Category Archives: Wild flowers

Norwegian wild plants

Spring pasqueflower

Me and my wife were driving across the Dovre mountain plateau along the E6 road on June 14th as I suddenly realized that it might not be too late for the sight of flowering spring pasqueflower (Anemone vernalis, Norwegian: mogop). The spring was cold this year and the snow would not melt in the alpine areas of Norway. I remembered a location for the “mogop” from back in the 1980’s that was very close to the road. We stopped the car and went looking for it. Normally the best time to see it flowering would be end of May. But sure enough, there it was, and in even larger numbers than I could remember from the visit almost thirty years ago. What a pleasure to see it again.

The spring pasqueflower in all its wonder. The Dovre area is normally a low precipitation area, which are the conditions this flower likes.

The spring pasqueflower in all its wonder. The Dovre area is normally a low precipitation area, which are the conditions this flower likes.

This spring pasqueflower has still not unfolded its petals.

This spring pasqueflower has still not unfolded its petals.

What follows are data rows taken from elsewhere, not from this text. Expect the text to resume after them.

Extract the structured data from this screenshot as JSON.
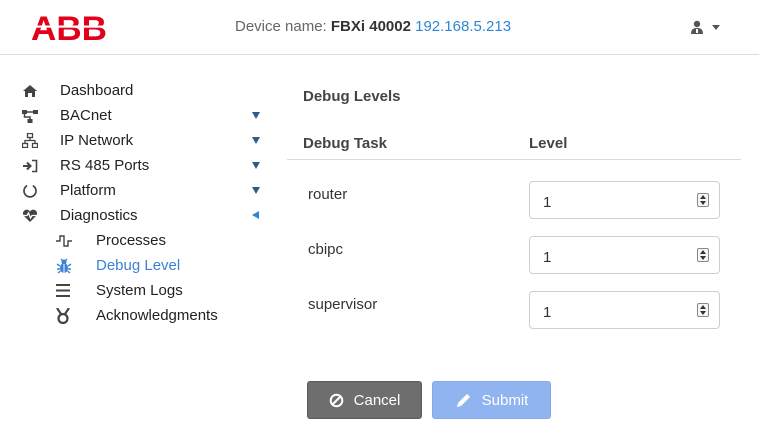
{
  "header": {
    "logo_text": "ABB",
    "device_label": "Device name:",
    "device_name": "FBXi 40002",
    "device_ip": "192.168.5.213",
    "user_icon": "user-icon"
  },
  "sidebar": {
    "items": [
      {
        "label": "Dashboard",
        "icon": "home-icon"
      },
      {
        "label": "BACnet",
        "icon": "network-tree-icon"
      },
      {
        "label": "IP Network",
        "icon": "sitemap-icon"
      },
      {
        "label": "RS 485 Ports",
        "icon": "sign-in-icon"
      },
      {
        "label": "Platform",
        "icon": "circle-notch-icon"
      },
      {
        "label": "Diagnostics",
        "icon": "heartbeat-icon"
      }
    ],
    "sub_items": [
      {
        "label": "Processes",
        "icon": "pulse-icon"
      },
      {
        "label": "Debug Level",
        "icon": "bug-icon"
      },
      {
        "label": "System Logs",
        "icon": "list-icon"
      },
      {
        "label": "Acknowledgments",
        "icon": "award-icon"
      }
    ]
  },
  "main": {
    "title": "Debug Levels",
    "columns": {
      "task": "Debug Task",
      "level": "Level"
    },
    "rows": [
      {
        "task": "router",
        "level": "1"
      },
      {
        "task": "cbipc",
        "level": "1"
      },
      {
        "task": "supervisor",
        "level": "1"
      }
    ],
    "cancel_label": "Cancel",
    "submit_label": "Submit"
  },
  "colors": {
    "brand": "#e2001a",
    "accent": "#2f86d6",
    "active_item": "#3b82d6",
    "cancel_bg": "#6e6e6e",
    "submit_bg": "#8fb4ef"
  }
}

Jotunheimen National Park

Skagastøl mountains (Hurrungane), with Store Skagastølstind on the right.

Skagastøl mountains (Hurrungane), with Store Skagastølstind on the right.

The Creeping Azalea is quite common in Jotunheimen

The Creeping Azalea is quite common in Jotunheimen

This wild flower in on the IUCN redlist. It is endemic to Scandinavia

This wild flower, Primula scandinavica (Fjellnøkleblom), is on the IUCN redlist. It is endemic to Scandinavia

 

The highest peaks in Norway are located in Jotunheimen National Park. The highest of them all is Galdhøpiggen at 2469 m (8230 feet). Although their heights are not extraordinarily impressive, the area is packed with peaks and glaciers. The valleys, however, are flat and easily hiked.  The name of the national park means “The home of the Jotuns” (trolls). The alpine flora is abundant in places. Still, the area is accessible from all corners. A footpath system for hikers and proper accomodation makes hiking trips between tourist quarters possible for the physically fit. Steep hillsides and valleys with lush vegetation make the trips memorable. Waterfalls with clear, tasty mountain water makes the need for bringing drinking water unnecessary. Mountaineers find the area of peaks called Hurrungane irresistible. The Englishman William Cecil Slingsby was the first to climb the highest peak of Hurrungane Store Skagastølstind (2405 m or 8017 feet) in 1876. Traditional sheep grazing is allowed in areas of the park. A drive along the Sognefjell road is mindblowing in nice weather. The road runs close to the northern border of the national park.